In her latest opinion article Tharaka Ranchigoda delves into why Movendi International invests in producing news stories about alcohol issues. Her piece analyzes the importance of framing when writing about alcohol issues, with examples of problematic language used by external media outlets compared with language and framing used at Movendi International when covering the same alcohol issues.
Media coverage of alcohol policy measures can influence public support for these policy measures. This is why it is important to produce news coverage on alcohol issues from a public interest perspective that is not biased by the private profit interests of the alcohol industry.
A study published in the Journal of Studies on Alcohol and Drugs by Vallance and colleagues illustrates the need for writing and publishing public health-oriented articles on alcohol issues.
Another study published in The Milbank Quarterly by Petticrew and colleagues exposed how alcohol industry Corporate Social Responsibility bodies deploy social norming methods, such as “dark nudges” and “sludge” strategies. Using these strategies the alcohol industry promotes mixed messages which confuse people and undermine recognition of alcohol harm.
Language and framing are used by the alcohol industry in marketing to normalize alcohol use among different target groups. These norms then lead to increased alcohol use and resulting harm among these groups.
A report by the Scottish Health Action for Alcohol Problems (SHAAP) and the Institute of Alcohol Studies (IAS) found that the harmful alcohol norms associated with masculinity are causing men to experience heightened levels of alcohol harm. This includes exacerbating mental health problems among men and lower rates of seeking help and support for these problems.

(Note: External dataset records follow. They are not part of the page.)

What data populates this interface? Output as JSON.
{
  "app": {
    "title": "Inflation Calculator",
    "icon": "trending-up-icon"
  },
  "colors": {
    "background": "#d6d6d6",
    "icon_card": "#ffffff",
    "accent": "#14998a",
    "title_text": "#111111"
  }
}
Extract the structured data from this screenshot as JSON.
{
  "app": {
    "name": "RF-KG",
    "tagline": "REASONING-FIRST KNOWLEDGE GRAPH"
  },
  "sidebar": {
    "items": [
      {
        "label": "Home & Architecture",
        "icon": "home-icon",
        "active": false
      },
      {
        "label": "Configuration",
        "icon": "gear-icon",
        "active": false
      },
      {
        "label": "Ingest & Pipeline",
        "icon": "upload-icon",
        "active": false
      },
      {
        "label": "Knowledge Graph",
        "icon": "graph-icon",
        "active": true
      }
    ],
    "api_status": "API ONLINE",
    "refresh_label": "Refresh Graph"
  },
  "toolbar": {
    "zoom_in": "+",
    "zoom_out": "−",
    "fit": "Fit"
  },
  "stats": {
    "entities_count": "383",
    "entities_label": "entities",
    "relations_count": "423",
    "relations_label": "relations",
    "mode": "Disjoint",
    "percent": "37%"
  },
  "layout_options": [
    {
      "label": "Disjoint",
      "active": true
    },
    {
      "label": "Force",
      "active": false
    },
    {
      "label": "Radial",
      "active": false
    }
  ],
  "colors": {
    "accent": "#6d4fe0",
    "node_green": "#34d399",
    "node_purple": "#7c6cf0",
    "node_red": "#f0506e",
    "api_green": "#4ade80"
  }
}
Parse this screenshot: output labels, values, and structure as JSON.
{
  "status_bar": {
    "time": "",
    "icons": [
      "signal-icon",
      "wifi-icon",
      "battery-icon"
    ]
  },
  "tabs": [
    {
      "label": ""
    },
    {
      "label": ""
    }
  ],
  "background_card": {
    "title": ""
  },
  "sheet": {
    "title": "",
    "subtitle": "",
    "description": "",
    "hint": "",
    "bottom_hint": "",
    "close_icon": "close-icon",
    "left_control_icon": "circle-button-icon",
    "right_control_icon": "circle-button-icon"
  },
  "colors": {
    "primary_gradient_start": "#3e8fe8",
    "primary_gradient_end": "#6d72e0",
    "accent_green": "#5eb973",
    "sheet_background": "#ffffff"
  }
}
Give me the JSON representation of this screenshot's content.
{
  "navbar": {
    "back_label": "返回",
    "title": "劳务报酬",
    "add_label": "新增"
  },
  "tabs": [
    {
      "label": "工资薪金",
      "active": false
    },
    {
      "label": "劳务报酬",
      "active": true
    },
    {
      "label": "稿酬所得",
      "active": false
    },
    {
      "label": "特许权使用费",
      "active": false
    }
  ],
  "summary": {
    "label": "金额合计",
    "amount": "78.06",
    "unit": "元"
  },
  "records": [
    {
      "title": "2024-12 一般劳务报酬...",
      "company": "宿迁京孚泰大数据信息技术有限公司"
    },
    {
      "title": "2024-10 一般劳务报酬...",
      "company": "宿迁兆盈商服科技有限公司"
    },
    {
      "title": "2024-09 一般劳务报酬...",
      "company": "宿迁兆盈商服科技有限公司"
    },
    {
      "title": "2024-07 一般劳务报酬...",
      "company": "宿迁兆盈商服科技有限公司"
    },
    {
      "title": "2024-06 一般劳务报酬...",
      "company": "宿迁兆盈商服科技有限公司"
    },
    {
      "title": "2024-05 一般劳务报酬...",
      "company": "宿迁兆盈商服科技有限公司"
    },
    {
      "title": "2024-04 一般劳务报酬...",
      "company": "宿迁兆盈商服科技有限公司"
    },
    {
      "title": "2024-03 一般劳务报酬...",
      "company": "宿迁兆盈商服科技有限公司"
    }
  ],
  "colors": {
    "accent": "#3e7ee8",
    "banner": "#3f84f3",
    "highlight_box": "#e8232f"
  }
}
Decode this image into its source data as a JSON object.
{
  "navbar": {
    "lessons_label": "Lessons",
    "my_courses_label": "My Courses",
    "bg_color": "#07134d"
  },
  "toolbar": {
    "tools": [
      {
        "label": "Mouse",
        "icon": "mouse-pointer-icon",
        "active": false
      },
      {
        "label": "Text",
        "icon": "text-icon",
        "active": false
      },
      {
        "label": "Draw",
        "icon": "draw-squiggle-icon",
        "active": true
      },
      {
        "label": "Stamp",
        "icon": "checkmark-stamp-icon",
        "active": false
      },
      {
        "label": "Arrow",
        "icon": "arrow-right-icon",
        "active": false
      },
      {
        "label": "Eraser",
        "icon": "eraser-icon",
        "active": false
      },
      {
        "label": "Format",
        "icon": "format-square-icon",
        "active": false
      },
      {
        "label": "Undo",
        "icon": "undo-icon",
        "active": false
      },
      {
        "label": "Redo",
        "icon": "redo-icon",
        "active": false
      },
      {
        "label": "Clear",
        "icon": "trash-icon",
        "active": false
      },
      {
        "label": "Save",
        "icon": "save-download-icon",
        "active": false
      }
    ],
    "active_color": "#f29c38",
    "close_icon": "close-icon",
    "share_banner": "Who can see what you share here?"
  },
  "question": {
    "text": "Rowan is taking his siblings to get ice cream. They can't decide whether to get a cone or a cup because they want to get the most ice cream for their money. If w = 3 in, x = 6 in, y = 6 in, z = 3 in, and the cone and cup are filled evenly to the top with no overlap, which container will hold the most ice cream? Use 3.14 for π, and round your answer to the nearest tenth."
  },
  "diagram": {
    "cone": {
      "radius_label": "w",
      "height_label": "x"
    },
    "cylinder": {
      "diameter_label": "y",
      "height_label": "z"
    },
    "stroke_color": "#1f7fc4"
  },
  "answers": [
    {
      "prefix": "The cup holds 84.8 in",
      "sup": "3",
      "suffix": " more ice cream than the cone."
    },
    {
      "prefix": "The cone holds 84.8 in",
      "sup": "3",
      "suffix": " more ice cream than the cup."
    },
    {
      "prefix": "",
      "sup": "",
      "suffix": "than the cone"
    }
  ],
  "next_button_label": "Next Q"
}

After objectifying women for years to sell alcohol to men, the alcohol industry is now trying to feminize alcohol products and align with feminist and women empowerment movements to sell to women. The result is rising alcohol use among women, for example in the United States where women’s alcohol use is almost at men’s level. This is leading to increased physical and mental health problems among women.
Language and framing can either cause harm or be a force for positive change.
The alcohol industry has been using these tools to propagate harmful norms and myths to sell more of their products for decades. This is why it is important to write and publish articles with public interest framing to counter and expose industry arguments, increase public awareness about the harms caused by the alcohol industry and its products and build support for alcohol policy solutions.